» **INSTRUCTIONS TO FOLLOW**: The entries below should be set down again exactly, with every picture left out.

====== MATERIAL SHOWN ======

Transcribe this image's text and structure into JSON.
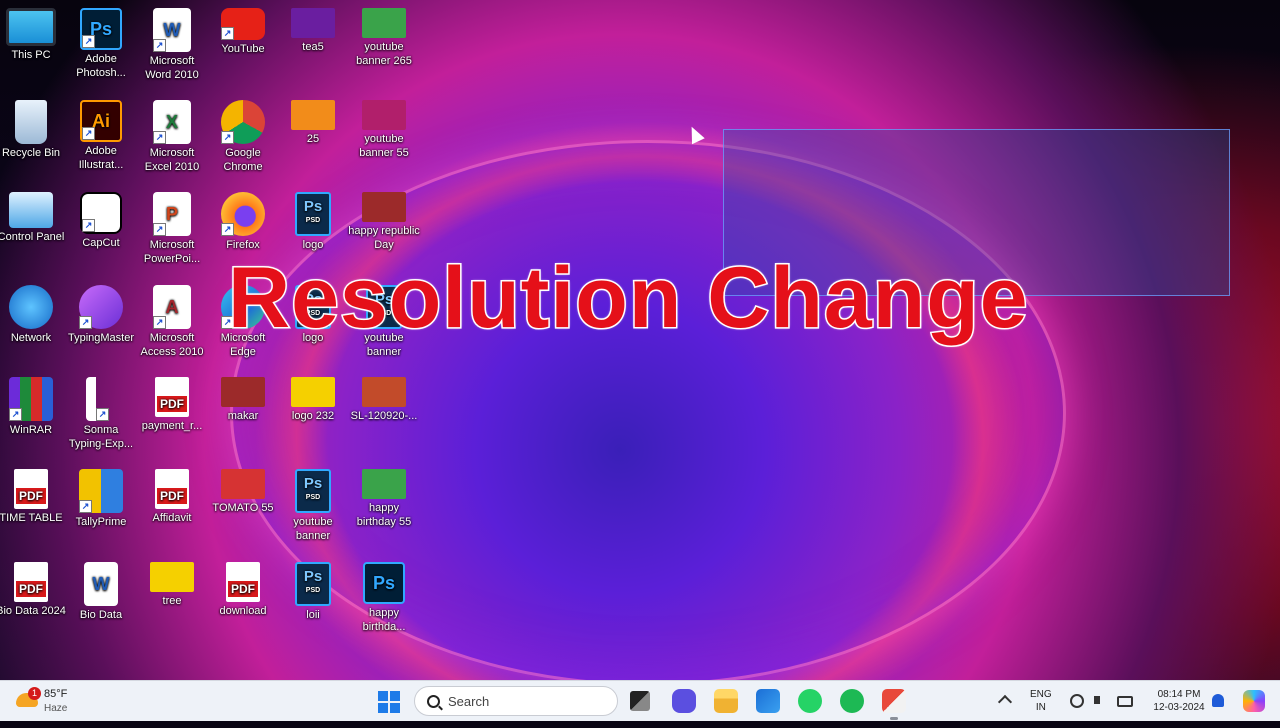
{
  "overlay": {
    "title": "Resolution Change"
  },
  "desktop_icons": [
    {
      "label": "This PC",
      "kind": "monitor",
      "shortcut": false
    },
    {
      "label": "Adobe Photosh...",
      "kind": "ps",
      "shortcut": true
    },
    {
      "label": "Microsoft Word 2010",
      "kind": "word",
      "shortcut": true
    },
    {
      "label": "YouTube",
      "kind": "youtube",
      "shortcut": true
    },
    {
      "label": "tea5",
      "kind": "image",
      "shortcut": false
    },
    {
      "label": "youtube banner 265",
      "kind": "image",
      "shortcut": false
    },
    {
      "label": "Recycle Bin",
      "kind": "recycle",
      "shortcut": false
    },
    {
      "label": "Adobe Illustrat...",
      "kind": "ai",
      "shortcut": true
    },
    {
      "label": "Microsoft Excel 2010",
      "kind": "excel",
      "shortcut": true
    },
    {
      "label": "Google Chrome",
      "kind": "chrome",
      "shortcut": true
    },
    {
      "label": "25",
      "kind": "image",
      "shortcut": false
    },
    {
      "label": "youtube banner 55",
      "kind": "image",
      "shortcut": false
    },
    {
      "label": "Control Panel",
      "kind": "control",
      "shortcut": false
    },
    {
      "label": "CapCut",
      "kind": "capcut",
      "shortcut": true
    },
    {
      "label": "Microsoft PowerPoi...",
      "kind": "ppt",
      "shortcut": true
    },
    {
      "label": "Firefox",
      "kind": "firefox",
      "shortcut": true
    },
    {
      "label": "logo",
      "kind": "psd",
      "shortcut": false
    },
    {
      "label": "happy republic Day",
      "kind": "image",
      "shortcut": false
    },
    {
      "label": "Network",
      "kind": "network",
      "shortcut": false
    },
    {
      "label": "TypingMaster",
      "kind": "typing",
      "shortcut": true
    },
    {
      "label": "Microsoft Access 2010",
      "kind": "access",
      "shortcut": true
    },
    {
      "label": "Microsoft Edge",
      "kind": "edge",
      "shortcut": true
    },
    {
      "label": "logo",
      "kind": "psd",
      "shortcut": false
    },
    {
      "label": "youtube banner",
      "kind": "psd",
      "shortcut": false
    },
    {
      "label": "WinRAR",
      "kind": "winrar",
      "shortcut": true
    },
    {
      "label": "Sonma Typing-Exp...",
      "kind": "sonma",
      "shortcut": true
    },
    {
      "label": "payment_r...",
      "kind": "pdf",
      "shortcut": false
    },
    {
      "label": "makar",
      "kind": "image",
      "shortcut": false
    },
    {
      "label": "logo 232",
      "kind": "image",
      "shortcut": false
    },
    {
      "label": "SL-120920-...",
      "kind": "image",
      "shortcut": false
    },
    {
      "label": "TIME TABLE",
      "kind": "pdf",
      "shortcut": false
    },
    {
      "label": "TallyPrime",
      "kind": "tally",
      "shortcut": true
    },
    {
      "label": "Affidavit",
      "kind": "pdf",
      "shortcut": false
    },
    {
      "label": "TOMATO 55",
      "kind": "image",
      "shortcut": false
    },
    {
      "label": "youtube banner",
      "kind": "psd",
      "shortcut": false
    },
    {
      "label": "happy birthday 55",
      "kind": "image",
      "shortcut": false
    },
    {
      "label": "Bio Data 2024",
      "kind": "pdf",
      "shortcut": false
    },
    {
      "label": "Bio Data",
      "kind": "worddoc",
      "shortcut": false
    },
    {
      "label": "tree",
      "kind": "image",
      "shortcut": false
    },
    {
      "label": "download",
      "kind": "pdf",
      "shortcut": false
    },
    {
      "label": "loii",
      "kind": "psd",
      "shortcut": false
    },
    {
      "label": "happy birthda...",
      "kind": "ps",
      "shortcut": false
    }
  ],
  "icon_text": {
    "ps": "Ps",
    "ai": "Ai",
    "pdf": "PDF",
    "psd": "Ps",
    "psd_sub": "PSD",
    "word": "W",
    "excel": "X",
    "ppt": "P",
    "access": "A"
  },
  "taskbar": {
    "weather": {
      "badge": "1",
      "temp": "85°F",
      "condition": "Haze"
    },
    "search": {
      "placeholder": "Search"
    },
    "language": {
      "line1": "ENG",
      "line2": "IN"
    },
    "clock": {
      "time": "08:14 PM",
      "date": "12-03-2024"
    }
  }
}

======

» **RESPONSE BOX**:
Transcribe this image's text and structure into JSON.
{
  "overlay": {
    "title": "Resolution Change"
  },
  "desktop_icons": [
    {
      "label": "This PC",
      "kind": "monitor",
      "shortcut": false
    },
    {
      "label": "Adobe Photosh...",
      "kind": "ps",
      "shortcut": true
    },
    {
      "label": "Microsoft Word 2010",
      "kind": "word",
      "shortcut": true
    },
    {
      "label": "YouTube",
      "kind": "youtube",
      "shortcut": true
    },
    {
      "label": "tea5",
      "kind": "image",
      "shortcut": false
    },
    {
      "label": "youtube banner 265",
      "kind": "image",
      "shortcut": false
    },
    {
      "label": "Recycle Bin",
      "kind": "recycle",
      "shortcut": false
    },
    {
      "label": "Adobe Illustrat...",
      "kind": "ai",
      "shortcut": true
    },
    {
      "label": "Microsoft Excel 2010",
      "kind": "excel",
      "shortcut": true
    },
    {
      "label": "Google Chrome",
      "kind": "chrome",
      "shortcut": true
    },
    {
      "label": "25",
      "kind": "image",
      "shortcut": false
    },
    {
      "label": "youtube banner 55",
      "kind": "image",
      "shortcut": false
    },
    {
      "label": "Control Panel",
      "kind": "control",
      "shortcut": false
    },
    {
      "label": "CapCut",
      "kind": "capcut",
      "shortcut": true
    },
    {
      "label": "Microsoft PowerPoi...",
      "kind": "ppt",
      "shortcut": true
    },
    {
      "label": "Firefox",
      "kind": "firefox",
      "shortcut": true
    },
    {
      "label": "logo",
      "kind": "psd",
      "shortcut": false
    },
    {
      "label": "happy republic Day",
      "kind": "image",
      "shortcut": false
    },
    {
      "label": "Network",
      "kind": "network",
      "shortcut": false
    },
    {
      "label": "TypingMaster",
      "kind": "typing",
      "shortcut": true
    },
    {
      "label": "Microsoft Access 2010",
      "kind": "access",
      "shortcut": true
    },
    {
      "label": "Microsoft Edge",
      "kind": "edge",
      "shortcut": true
    },
    {
      "label": "logo",
      "kind": "psd",
      "shortcut": false
    },
    {
      "label": "youtube banner",
      "kind": "psd",
      "shortcut": false
    },
    {
      "label": "WinRAR",
      "kind": "winrar",
      "shortcut": true
    },
    {
      "label": "Sonma Typing-Exp...",
      "kind": "sonma",
      "shortcut": true
    },
    {
      "label": "payment_r...",
      "kind": "pdf",
      "shortcut": false
    },
    {
      "label": "makar",
      "kind": "image",
      "shortcut": false
    },
    {
      "label": "logo 232",
      "kind": "image",
      "shortcut": false
    },
    {
      "label": "SL-120920-...",
      "kind": "image",
      "shortcut": false
    },
    {
      "label": "TIME TABLE",
      "kind": "pdf",
      "shortcut": false
    },
    {
      "label": "TallyPrime",
      "kind": "tally",
      "shortcut": true
    },
    {
      "label": "Affidavit",
      "kind": "pdf",
      "shortcut": false
    },
    {
      "label": "TOMATO 55",
      "kind": "image",
      "shortcut": false
    },
    {
      "label": "youtube banner",
      "kind": "psd",
      "shortcut": false
    },
    {
      "label": "happy birthday 55",
      "kind": "image",
      "shortcut": false
    },
    {
      "label": "Bio Data 2024",
      "kind": "pdf",
      "shortcut": false
    },
    {
      "label": "Bio Data",
      "kind": "worddoc",
      "shortcut": false
    },
    {
      "label": "tree",
      "kind": "image",
      "shortcut": false
    },
    {
      "label": "download",
      "kind": "pdf",
      "shortcut": false
    },
    {
      "label": "loii",
      "kind": "psd",
      "shortcut": false
    },
    {
      "label": "happy birthda...",
      "kind": "ps",
      "shortcut": false
    }
  ],
  "icon_text": {
    "ps": "Ps",
    "ai": "Ai",
    "pdf": "PDF",
    "psd": "Ps",
    "psd_sub": "PSD",
    "word": "W",
    "excel": "X",
    "ppt": "P",
    "access": "A"
  },
  "taskbar": {
    "weather": {
      "badge": "1",
      "temp": "85°F",
      "condition": "Haze"
    },
    "search": {
      "placeholder": "Search"
    },
    "language": {
      "line1": "ENG",
      "line2": "IN"
    },
    "clock": {
      "time": "08:14 PM",
      "date": "12-03-2024"
    }
  }
}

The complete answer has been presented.